DATA FOR THIS EXERCISE:

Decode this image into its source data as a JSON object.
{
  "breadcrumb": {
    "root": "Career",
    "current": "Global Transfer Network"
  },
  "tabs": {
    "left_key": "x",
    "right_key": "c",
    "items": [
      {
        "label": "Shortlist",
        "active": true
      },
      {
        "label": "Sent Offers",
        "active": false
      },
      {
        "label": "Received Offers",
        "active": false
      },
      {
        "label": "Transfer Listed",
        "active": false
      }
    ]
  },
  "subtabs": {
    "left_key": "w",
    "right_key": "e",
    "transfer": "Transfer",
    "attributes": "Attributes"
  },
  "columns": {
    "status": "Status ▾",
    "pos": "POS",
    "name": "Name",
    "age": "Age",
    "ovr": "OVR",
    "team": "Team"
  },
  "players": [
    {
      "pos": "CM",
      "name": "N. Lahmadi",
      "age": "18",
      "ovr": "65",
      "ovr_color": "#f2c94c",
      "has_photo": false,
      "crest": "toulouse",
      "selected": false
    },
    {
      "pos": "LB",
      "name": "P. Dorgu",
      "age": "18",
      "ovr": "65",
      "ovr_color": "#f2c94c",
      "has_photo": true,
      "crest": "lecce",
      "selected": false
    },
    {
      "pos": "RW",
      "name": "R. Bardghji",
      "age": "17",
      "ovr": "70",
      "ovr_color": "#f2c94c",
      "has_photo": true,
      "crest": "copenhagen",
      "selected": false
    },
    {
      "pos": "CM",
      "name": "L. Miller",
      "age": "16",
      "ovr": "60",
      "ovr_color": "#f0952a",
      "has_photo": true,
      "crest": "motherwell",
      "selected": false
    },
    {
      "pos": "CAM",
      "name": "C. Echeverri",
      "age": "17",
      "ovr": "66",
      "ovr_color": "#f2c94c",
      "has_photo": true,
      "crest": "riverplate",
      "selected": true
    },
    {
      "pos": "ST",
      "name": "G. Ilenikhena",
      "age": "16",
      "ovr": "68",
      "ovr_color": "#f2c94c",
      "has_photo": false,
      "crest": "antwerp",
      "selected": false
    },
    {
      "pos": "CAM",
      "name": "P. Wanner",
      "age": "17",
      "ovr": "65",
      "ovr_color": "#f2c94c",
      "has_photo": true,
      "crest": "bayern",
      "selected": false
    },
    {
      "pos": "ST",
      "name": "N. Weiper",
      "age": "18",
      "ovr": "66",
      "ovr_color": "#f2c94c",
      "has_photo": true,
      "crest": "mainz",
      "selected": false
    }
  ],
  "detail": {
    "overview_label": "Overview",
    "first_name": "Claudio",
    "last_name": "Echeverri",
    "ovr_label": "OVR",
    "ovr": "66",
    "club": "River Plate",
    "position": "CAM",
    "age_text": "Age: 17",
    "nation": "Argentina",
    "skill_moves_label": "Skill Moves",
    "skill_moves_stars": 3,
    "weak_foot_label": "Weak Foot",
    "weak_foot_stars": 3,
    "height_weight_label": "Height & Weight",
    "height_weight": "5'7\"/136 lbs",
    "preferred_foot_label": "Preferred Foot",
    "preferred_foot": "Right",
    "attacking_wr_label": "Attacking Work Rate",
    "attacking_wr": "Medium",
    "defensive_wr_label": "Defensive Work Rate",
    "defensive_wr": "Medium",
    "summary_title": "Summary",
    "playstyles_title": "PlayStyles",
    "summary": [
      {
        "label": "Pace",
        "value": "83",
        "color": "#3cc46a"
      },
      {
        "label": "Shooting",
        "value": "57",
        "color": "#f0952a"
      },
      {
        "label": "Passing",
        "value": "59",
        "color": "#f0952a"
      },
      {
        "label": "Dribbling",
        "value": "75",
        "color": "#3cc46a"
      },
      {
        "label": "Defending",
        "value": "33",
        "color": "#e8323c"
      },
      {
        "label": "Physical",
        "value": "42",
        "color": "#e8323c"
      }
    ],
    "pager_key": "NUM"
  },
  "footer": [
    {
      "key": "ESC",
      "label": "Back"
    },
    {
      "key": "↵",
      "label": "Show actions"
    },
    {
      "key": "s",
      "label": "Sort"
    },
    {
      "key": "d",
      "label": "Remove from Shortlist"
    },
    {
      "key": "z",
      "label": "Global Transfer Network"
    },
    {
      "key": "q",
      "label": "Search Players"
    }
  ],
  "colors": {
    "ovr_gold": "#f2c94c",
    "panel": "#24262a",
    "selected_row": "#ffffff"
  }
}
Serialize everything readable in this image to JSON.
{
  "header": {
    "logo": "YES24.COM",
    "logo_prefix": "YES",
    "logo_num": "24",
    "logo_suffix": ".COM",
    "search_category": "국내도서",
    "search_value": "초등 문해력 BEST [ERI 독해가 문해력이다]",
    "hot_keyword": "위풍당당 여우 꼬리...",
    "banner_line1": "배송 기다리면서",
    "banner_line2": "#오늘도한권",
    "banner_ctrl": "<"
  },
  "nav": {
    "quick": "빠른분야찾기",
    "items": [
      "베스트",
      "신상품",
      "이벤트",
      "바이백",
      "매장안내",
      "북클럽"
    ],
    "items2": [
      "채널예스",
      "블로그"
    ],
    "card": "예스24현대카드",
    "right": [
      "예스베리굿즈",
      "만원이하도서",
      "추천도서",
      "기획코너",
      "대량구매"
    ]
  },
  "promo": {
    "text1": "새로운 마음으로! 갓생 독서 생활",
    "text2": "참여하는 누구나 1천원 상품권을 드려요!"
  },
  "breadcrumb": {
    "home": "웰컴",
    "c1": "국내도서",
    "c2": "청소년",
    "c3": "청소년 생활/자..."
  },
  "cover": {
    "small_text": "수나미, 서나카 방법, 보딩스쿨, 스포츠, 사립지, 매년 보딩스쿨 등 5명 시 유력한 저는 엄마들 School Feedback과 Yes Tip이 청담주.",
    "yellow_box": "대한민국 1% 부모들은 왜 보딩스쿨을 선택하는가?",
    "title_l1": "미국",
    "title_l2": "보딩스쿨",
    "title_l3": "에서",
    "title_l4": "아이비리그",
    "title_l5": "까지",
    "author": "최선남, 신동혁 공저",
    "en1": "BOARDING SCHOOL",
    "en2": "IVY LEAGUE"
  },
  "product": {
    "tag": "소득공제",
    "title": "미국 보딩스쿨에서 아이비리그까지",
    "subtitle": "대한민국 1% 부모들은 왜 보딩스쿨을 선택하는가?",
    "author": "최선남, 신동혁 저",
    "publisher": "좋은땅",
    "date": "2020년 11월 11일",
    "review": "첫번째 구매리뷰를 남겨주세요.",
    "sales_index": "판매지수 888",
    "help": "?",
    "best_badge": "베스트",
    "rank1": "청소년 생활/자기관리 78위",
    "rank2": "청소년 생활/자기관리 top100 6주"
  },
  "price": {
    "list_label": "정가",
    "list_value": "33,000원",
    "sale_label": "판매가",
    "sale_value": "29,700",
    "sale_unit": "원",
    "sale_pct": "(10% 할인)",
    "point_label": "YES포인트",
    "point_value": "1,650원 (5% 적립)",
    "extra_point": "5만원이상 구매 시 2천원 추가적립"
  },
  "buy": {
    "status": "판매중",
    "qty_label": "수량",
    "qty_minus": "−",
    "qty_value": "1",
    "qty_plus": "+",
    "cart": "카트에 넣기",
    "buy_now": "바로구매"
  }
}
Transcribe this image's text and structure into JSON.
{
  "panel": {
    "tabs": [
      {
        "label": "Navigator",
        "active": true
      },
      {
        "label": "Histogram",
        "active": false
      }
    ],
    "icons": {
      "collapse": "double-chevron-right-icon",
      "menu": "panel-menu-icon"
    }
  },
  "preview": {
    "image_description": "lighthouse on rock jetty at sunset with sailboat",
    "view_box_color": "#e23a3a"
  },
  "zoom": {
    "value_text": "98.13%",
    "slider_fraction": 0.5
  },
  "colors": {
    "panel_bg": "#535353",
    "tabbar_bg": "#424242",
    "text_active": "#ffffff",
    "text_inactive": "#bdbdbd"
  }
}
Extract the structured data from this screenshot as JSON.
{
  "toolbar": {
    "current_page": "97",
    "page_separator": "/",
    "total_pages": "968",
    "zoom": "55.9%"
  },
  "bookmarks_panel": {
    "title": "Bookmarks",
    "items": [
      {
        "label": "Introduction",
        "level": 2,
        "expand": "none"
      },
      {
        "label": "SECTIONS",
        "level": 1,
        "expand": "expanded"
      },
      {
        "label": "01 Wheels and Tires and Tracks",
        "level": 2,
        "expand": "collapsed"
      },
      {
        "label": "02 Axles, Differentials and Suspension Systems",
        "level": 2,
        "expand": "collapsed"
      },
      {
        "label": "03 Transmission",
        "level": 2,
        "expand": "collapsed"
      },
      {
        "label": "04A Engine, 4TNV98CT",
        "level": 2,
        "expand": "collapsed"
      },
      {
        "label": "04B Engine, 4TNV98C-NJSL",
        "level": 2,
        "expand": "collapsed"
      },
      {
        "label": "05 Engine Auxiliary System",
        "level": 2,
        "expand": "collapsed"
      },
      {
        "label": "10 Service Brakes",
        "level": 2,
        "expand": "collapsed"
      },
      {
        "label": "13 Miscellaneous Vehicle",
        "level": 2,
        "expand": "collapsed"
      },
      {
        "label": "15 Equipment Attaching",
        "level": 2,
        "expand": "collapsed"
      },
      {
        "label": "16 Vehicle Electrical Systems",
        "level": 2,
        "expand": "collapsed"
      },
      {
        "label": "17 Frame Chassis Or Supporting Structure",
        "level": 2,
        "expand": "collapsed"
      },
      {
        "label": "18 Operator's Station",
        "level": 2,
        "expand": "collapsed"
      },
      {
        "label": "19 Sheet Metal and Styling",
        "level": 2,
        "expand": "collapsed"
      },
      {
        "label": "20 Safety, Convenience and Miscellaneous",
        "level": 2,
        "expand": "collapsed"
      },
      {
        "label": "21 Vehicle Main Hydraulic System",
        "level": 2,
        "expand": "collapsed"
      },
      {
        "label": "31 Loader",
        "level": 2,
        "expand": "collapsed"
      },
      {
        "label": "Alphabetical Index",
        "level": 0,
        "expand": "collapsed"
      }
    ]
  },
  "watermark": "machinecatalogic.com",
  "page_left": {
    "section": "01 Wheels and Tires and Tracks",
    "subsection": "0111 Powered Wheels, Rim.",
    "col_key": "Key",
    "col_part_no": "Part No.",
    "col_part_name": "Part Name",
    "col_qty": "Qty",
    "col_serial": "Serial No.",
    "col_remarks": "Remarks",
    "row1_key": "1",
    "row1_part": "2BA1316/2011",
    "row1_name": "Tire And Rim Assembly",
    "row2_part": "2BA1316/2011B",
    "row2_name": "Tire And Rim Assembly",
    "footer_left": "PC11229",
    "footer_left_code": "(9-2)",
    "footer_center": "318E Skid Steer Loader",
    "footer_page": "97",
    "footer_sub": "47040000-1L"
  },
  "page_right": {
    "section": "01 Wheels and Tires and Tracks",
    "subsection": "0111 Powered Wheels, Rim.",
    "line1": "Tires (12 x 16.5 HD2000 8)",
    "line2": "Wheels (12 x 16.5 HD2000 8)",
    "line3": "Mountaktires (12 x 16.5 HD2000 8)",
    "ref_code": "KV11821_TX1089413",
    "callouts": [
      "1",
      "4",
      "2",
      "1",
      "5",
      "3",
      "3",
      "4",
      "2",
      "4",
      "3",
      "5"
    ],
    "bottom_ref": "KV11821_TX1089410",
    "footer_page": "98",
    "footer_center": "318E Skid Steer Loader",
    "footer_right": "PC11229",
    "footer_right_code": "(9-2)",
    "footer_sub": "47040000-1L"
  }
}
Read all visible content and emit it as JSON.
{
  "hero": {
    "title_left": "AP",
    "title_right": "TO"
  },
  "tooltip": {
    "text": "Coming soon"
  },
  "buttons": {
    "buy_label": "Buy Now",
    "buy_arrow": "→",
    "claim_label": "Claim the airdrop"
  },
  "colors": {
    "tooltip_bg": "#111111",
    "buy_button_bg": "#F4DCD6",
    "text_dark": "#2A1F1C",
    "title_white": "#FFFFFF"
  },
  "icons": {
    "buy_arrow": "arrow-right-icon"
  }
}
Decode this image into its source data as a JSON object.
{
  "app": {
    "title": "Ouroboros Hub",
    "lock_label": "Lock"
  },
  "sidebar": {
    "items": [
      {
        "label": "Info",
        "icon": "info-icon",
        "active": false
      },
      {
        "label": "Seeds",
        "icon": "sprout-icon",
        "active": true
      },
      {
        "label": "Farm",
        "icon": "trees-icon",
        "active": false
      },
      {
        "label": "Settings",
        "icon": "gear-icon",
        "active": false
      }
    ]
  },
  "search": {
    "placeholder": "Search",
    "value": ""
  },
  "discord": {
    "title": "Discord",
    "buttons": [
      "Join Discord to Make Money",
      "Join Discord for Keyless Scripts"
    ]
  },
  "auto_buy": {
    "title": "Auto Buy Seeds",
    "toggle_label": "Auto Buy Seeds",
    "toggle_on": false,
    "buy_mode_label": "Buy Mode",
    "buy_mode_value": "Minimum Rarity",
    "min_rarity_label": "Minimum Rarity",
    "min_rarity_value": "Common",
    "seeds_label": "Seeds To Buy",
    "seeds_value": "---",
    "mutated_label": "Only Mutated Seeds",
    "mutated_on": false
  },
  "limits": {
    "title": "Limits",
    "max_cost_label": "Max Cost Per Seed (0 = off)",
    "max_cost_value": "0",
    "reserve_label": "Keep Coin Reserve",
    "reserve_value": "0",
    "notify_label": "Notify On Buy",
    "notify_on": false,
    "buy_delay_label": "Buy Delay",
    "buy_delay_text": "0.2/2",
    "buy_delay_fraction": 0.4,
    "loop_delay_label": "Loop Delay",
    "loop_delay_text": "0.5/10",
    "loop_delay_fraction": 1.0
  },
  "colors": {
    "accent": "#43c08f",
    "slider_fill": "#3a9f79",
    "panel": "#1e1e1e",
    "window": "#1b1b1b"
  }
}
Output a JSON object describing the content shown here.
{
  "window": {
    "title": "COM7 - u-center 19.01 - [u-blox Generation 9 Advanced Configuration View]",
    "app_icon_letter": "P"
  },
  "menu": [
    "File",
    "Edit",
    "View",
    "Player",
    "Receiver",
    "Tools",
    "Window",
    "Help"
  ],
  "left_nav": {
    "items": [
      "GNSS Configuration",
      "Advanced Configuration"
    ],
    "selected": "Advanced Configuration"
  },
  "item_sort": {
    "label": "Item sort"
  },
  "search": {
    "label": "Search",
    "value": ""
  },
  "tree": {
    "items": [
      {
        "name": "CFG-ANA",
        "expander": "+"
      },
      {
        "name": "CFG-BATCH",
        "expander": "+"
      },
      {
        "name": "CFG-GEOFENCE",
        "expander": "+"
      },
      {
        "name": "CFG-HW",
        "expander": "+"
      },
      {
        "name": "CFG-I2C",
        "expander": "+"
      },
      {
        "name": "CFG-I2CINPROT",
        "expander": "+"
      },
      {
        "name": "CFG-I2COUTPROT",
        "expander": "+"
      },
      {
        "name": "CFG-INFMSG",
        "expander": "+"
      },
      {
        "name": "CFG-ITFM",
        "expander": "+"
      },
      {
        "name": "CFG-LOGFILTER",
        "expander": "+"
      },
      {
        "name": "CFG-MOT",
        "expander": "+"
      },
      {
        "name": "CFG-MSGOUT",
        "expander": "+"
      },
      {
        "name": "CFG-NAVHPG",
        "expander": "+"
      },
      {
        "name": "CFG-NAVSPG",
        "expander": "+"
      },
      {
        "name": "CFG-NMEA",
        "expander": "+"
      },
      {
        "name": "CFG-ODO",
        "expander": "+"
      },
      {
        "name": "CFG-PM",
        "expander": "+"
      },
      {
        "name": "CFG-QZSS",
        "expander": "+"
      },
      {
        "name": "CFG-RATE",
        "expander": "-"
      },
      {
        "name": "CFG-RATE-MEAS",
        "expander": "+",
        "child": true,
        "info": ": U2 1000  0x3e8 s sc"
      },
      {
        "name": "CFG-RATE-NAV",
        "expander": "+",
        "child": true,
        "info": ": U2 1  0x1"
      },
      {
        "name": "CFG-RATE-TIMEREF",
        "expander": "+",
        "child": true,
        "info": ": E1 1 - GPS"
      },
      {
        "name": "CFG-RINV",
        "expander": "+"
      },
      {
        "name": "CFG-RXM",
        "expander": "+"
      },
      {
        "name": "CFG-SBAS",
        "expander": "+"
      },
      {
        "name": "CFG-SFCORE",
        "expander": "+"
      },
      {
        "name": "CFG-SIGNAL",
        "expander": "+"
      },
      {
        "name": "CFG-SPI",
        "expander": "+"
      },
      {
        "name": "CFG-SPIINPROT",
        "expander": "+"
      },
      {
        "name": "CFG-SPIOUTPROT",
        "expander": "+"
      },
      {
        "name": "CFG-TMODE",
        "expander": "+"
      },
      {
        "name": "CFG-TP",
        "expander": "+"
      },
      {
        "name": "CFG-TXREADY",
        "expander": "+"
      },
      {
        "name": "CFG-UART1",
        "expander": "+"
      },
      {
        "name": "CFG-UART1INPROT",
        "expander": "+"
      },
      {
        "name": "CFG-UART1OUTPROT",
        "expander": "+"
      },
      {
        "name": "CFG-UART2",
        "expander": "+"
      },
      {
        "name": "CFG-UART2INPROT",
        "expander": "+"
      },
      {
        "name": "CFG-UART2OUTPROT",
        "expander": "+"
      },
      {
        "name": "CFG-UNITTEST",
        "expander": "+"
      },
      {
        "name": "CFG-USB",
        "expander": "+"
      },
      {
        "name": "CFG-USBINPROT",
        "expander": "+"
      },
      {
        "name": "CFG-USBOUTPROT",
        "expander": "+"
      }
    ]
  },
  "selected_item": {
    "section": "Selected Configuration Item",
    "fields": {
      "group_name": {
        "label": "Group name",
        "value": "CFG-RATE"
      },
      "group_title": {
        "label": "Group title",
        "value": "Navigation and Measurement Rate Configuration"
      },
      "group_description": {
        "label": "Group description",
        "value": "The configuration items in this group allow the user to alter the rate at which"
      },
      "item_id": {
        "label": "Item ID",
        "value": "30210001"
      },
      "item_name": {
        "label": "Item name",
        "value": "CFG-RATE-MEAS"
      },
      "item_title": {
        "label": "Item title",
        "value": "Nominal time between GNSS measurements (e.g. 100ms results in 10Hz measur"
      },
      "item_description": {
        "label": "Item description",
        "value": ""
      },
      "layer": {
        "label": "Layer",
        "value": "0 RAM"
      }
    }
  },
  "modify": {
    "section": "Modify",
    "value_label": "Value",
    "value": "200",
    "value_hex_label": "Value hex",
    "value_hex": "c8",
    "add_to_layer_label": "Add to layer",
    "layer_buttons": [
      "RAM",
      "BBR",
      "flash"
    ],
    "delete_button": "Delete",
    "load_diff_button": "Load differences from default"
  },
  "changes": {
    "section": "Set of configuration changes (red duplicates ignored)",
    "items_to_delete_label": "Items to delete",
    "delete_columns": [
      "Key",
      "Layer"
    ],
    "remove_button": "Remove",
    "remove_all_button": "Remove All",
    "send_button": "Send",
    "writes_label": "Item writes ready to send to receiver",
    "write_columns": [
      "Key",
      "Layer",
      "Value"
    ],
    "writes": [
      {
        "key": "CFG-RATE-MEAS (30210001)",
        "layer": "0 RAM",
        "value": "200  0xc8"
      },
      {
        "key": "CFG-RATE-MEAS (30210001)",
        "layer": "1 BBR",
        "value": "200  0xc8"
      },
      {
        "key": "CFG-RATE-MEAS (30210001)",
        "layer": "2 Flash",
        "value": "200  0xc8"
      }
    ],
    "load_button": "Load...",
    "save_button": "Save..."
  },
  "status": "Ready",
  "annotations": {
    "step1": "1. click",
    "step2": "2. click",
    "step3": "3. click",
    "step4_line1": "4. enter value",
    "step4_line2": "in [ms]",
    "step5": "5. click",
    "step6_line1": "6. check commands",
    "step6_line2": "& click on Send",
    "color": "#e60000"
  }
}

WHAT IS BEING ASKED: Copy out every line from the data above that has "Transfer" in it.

FINISHED EXERCISE:
    "current": "Global Transfer Network"
        "label": "Transfer Listed",
    "transfer": "Transfer",
      "label": "Global Transfer Network"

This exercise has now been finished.